Distinct label for applications in hybrid packages, where every application has a different label. $pkg_id will be substituted by package identifier and $app_id will be substituted by application identifier.
User label has complete access to this label.

  • User::Pkg::$pkg_id::RO

No processes run with this label. Label used for files that are read-only to the application. $pkg_id will be substituted by package identifier.
User label has complete access to this label.

  • User::Pkg::$pkg_id::SharedRO

No processes run with this label. Label used for compatibility with Tizen 2.x applications. It is used to share files in a read-only mode between such applications. $pkg_id will be substituted by package identifier.
User label has complete access to this label.

  • User::Home

No processes run with this label. User label has complete, transmuting access to this label. Installable applications can access this label for read, execute and lock.

  • User::App::Shared

No processes run with this label. User label has complete, transmuting access to this label. Installable applications have complete, transmuting access to this label.

  • User::Shell

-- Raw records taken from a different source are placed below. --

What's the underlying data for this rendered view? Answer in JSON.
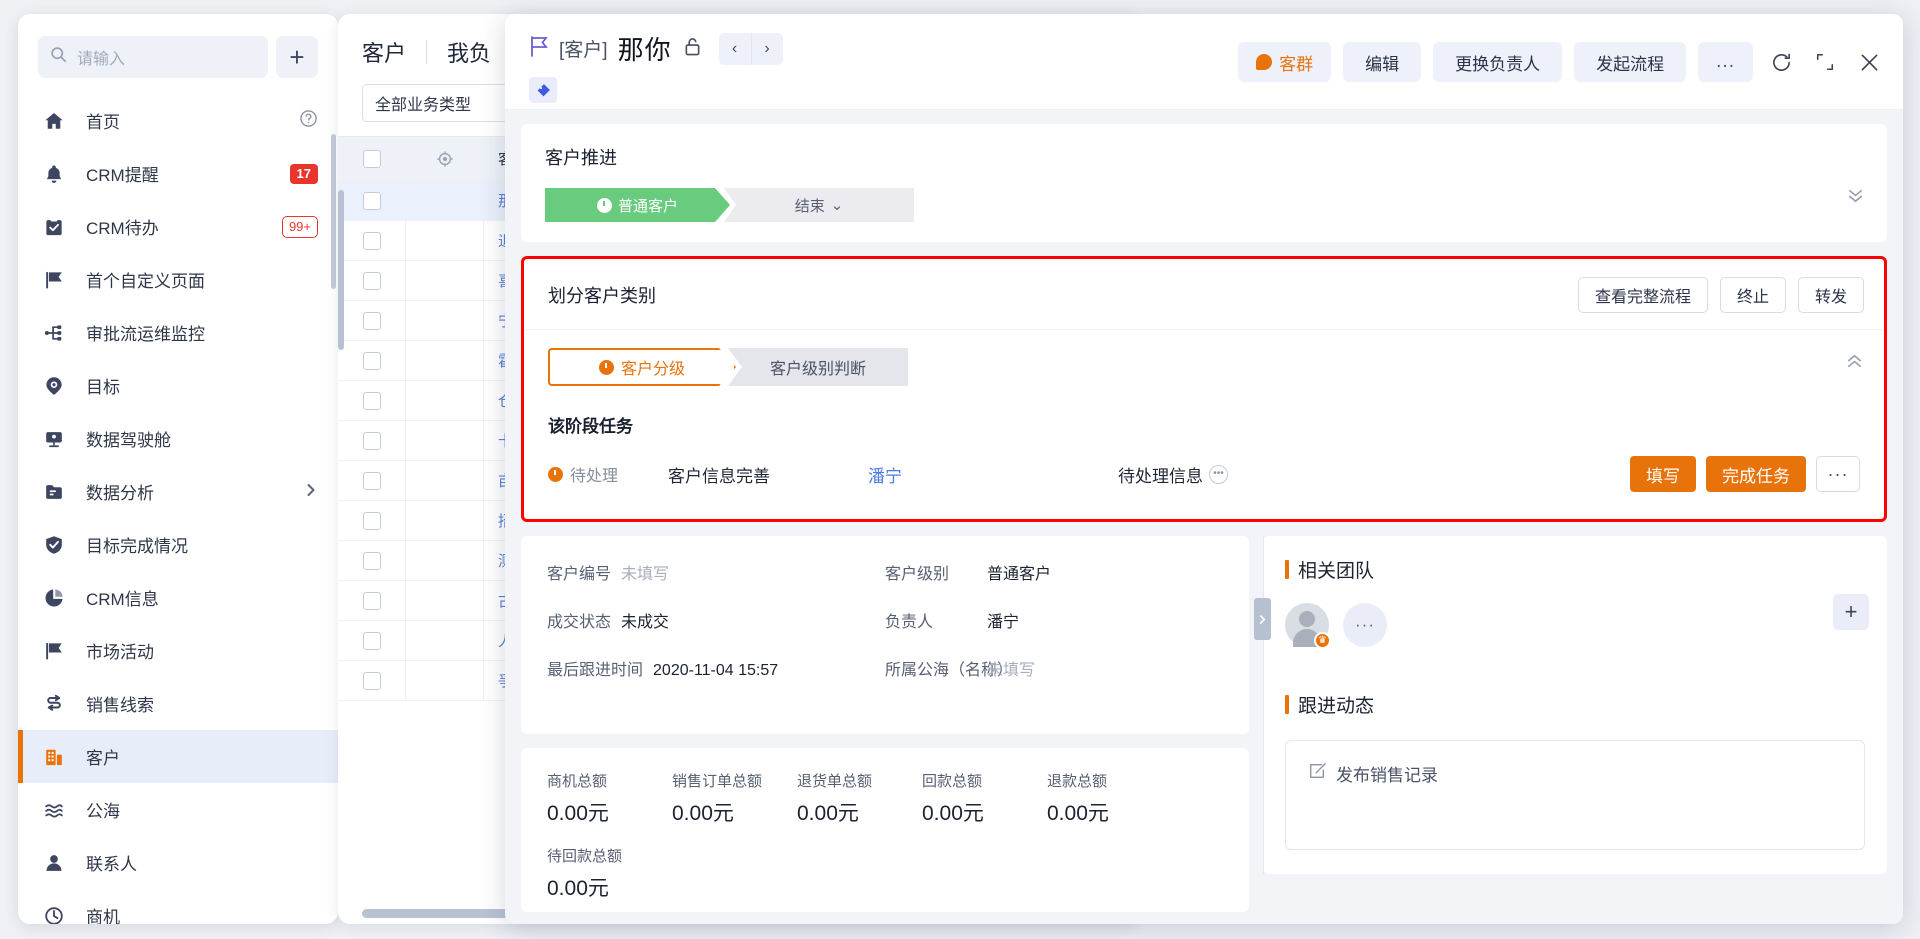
{
  "sidebar": {
    "search": {
      "placeholder": "请输入"
    },
    "add_label": "+",
    "items": [
      {
        "label": "首页",
        "icon": "home-icon",
        "right": "?",
        "right_type": "help"
      },
      {
        "label": "CRM提醒",
        "icon": "bell-icon",
        "right": "17",
        "right_type": "badge"
      },
      {
        "label": "CRM待办",
        "icon": "task-icon",
        "right": "99+",
        "right_type": "badge-outline"
      },
      {
        "label": "首个自定义页面",
        "icon": "flag-icon",
        "right": "",
        "right_type": "none"
      },
      {
        "label": "审批流运维监控",
        "icon": "workflow-icon",
        "right": "",
        "right_type": "none"
      },
      {
        "label": "目标",
        "icon": "target-icon",
        "right": "",
        "right_type": "none"
      },
      {
        "label": "数据驾驶舱",
        "icon": "dashboard-icon",
        "right": "",
        "right_type": "none"
      },
      {
        "label": "数据分析",
        "icon": "analysis-icon",
        "right": "›",
        "right_type": "chevron"
      },
      {
        "label": "目标完成情况",
        "icon": "check-icon",
        "right": "",
        "right_type": "none"
      },
      {
        "label": "CRM信息",
        "icon": "pie-icon",
        "right": "",
        "right_type": "none"
      },
      {
        "label": "市场活动",
        "icon": "flag-icon",
        "right": "",
        "right_type": "none"
      },
      {
        "label": "销售线索",
        "icon": "leads-icon",
        "right": "",
        "right_type": "none"
      },
      {
        "label": "客户",
        "icon": "building-icon",
        "right": "",
        "right_type": "none",
        "active": true
      },
      {
        "label": "公海",
        "icon": "waves-icon",
        "right": "",
        "right_type": "none"
      },
      {
        "label": "联系人",
        "icon": "person-icon",
        "right": "",
        "right_type": "none"
      },
      {
        "label": "商机",
        "icon": "opportunity-icon",
        "right": "",
        "right_type": "none"
      }
    ]
  },
  "list_panel": {
    "tabs": [
      "客户",
      "我负"
    ],
    "filter_label": "全部业务类型",
    "header_name": "客",
    "rows": [
      "那",
      "退",
      "喜",
      "宁",
      "霍",
      "仓",
      "卡",
      "亩",
      "招",
      "测",
      "古",
      "人",
      "爭"
    ]
  },
  "detail": {
    "tag": "[客户]",
    "name": "那你",
    "lock_icon": "unlock-icon",
    "nav_prev": "‹",
    "nav_next": "›",
    "actions": {
      "chat": "客群",
      "edit": "编辑",
      "change_owner": "更换负责人",
      "start_flow": "发起流程",
      "more": "...",
      "refresh_icon": "refresh-icon",
      "expand_icon": "expand-icon",
      "close_icon": "close-icon"
    },
    "progress": {
      "title": "客户推进",
      "stages": [
        {
          "label": "普通客户",
          "state": "active"
        },
        {
          "label": "结束",
          "state": "pending",
          "caret": "⌄"
        }
      ],
      "collapse_icon": "chevron-double-down-icon"
    },
    "flagged": {
      "title": "划分客户类别",
      "buttons": [
        "查看完整流程",
        "终止",
        "转发"
      ],
      "substages": [
        {
          "label": "客户分级",
          "state": "active"
        },
        {
          "label": "客户级别判断",
          "state": "pending"
        }
      ],
      "collapse_icon": "chevron-double-up-icon",
      "task_section_title": "该阶段任务",
      "task": {
        "status": "待处理",
        "name": "客户信息完善",
        "owner": "潘宁",
        "info": "待处理信息",
        "info_icon": "ellipsis-circle-icon",
        "btn_fill": "填写",
        "btn_complete": "完成任务",
        "btn_more": "···"
      },
      "border_color": "#ff0000"
    },
    "fields": {
      "left": [
        {
          "label": "客户编号",
          "value": "未填写",
          "empty": true
        },
        {
          "label": "成交状态",
          "value": "未成交",
          "empty": false
        },
        {
          "label": "最后跟进时间",
          "value": "2020-11-04 15:57",
          "empty": false
        }
      ],
      "right": [
        {
          "label": "客户级别",
          "value": "普通客户",
          "empty": false
        },
        {
          "label": "负责人",
          "value": "潘宁",
          "empty": false
        },
        {
          "label": "所属公海（名称）",
          "value": "未填写",
          "empty": true
        }
      ]
    },
    "stats": [
      {
        "label": "商机总额",
        "value": "0.00元"
      },
      {
        "label": "销售订单总额",
        "value": "0.00元"
      },
      {
        "label": "退货单总额",
        "value": "0.00元"
      },
      {
        "label": "回款总额",
        "value": "0.00元"
      },
      {
        "label": "退款总额",
        "value": "0.00元"
      }
    ],
    "stats_row2": [
      {
        "label": "待回款总额",
        "value": "0.00元"
      }
    ],
    "right_panel": {
      "team_title": "相关团队",
      "team_more": "···",
      "add_label": "+",
      "dynamics_title": "跟进动态",
      "post_label": "发布销售记录",
      "post_icon": "edit-square-icon",
      "splitter_icon": "chevron-right-icon"
    }
  },
  "colors": {
    "accent_orange": "#e8730b",
    "green": "#69cb7d",
    "red_border": "#ff0000",
    "link_blue": "#4a7be0",
    "badge_red": "#e8362c"
  }
}
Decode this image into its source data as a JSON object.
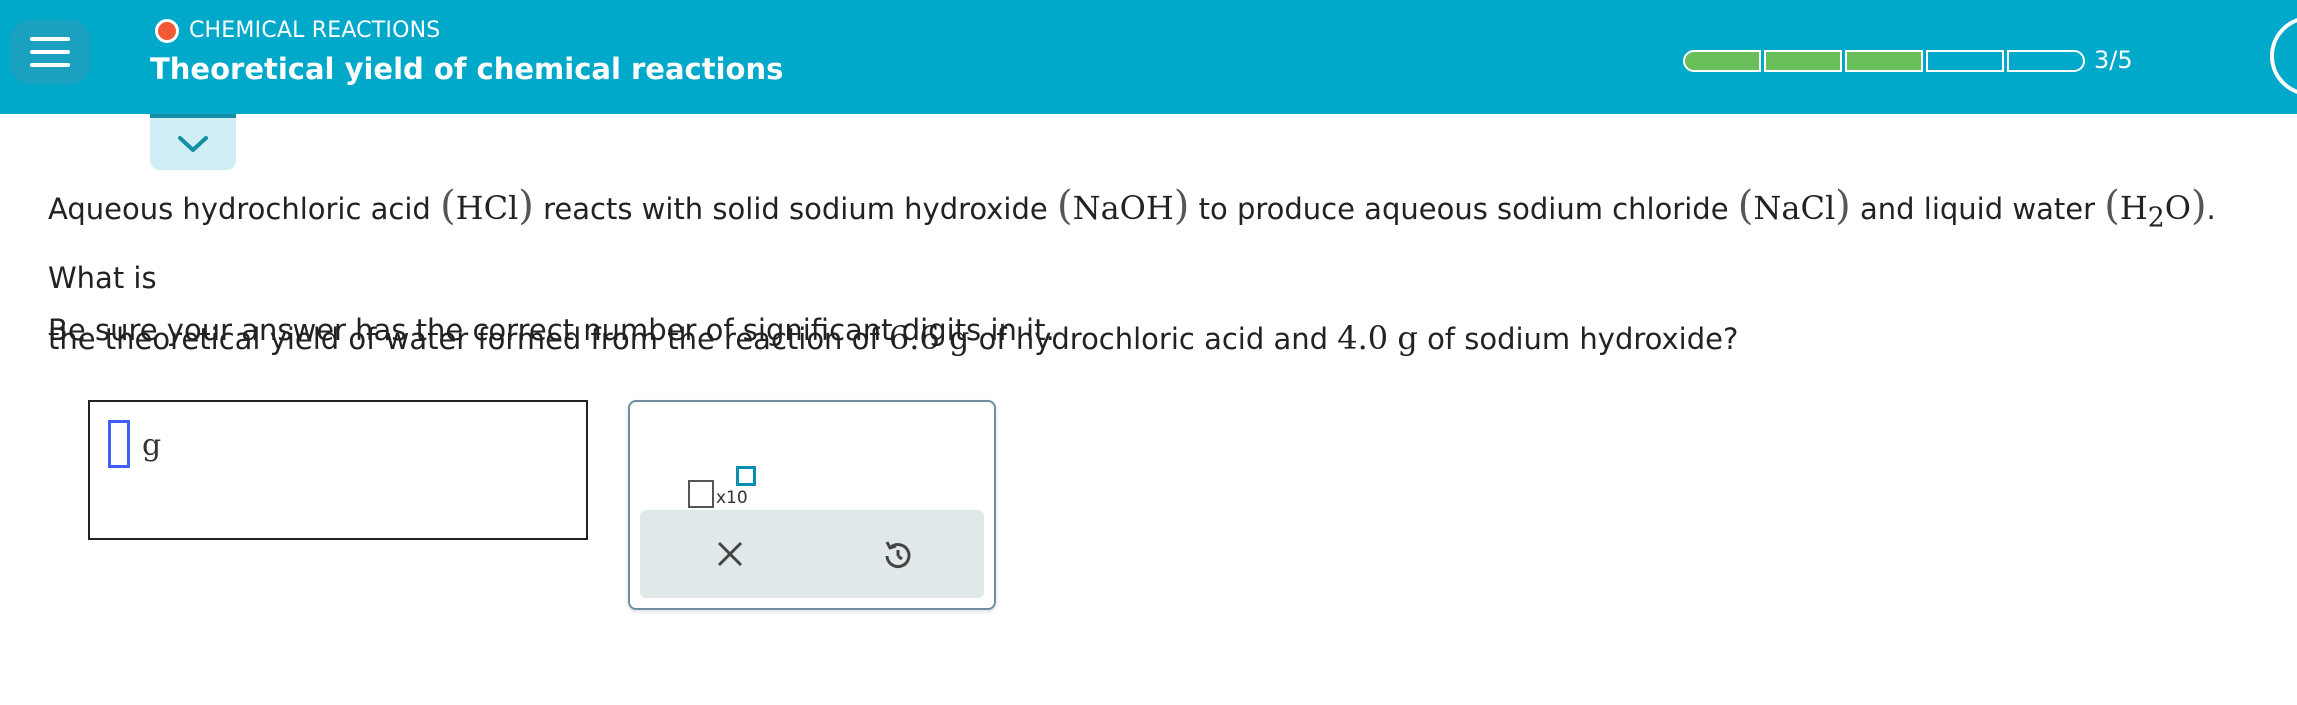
{
  "header": {
    "topic": "CHEMICAL REACTIONS",
    "title": "Theoretical yield of chemical reactions",
    "progress": {
      "label": "3/5",
      "completed": 3,
      "total": 5
    },
    "colors": {
      "header_bg": "#00a9ca",
      "topic_dot": "#f25a36",
      "progress_done": "#6bbf5b"
    }
  },
  "question": {
    "p1_a": "Aqueous hydrochloric acid",
    "hcl": "HCl",
    "p1_b": "reacts with solid sodium hydroxide",
    "naoh": "NaOH",
    "p1_c": "to produce aqueous sodium chloride",
    "nacl": "NaCl",
    "p1_d": "and liquid water",
    "h2o_h": "H",
    "h2o_sub": "2",
    "h2o_o": "O",
    "p1_e": ". What is",
    "p2_a": "the theoretical yield of water formed from the reaction of",
    "mass1": "6.6",
    "unit_g1": "g",
    "p2_b": "of hydrochloric acid and",
    "mass2": "4.0",
    "unit_g2": "g",
    "p2_c": "of sodium hydroxide?",
    "instruction": "Be sure your answer has the correct number of significant digits in it."
  },
  "answer": {
    "value": "",
    "unit": "g"
  },
  "tools": {
    "sci_notation_label": "x10",
    "icons": [
      "sci-notation-icon",
      "clear-icon",
      "undo-icon"
    ]
  }
}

Label used by the user's (non-root) shell. Similarly to System::Privileged it is added to the smackfs/onlycap.

Processes

  • weston-launch

This program provides the user experience.

  • launchpad-preloading-preinitializing-daemon

(Don't blame me, I didn't come up with the name!) The ultra-high speed application launcher.

  • pulseaudio

Provides the audio service component of the user experience.

Files

  • /opt/home/app

The hierarchy for the user apps home directory.

  • /opt/usr/media

The hierarchy for user media storage.

  • /home/app

The other hierarchy for the user apps home directory. A symbolic link to /opt/home/app.

The AMB Domain

The Automotive Message Broker (AMB) domain provides a set of services for the In-Vehicle Infotainment (IVI) profile. The AMB domain is a peer domain of the System domain.

Labels

  • AMB

The Name of this domain, in capital letters as is appropriate for an acronym.

  • AMB::readall

Data that is maintained by the domain and generally readable.

  • AMB AMB::writeall

Data shared by this domain and other domains.

  • AMB::machinegun

An example of a protected API.

Processes

  • ambd

The Automotive Message Broker Daemon.

Files

  • /etc/AMB

Private data used by the Automotive Message Broker.

  • /usr/bin/ambd

The Automotive Message Broker Daemon binary.

  • /usr/lib/libamb.so.0.10.900
  • /usr/lib/libamb.so

The Automotive Message Broker library.

  • /usr/lib/systemd/system/network.target.wants
  • /usr/lib/systemd/system/network.target.wants/ambd.service
  • /usr/lib/systemd/system/multi-user.target.wants/ambd.service
  • /usr/lib/systemd/system/ambd.service

The systemd interfaces that invoke the AMB domain.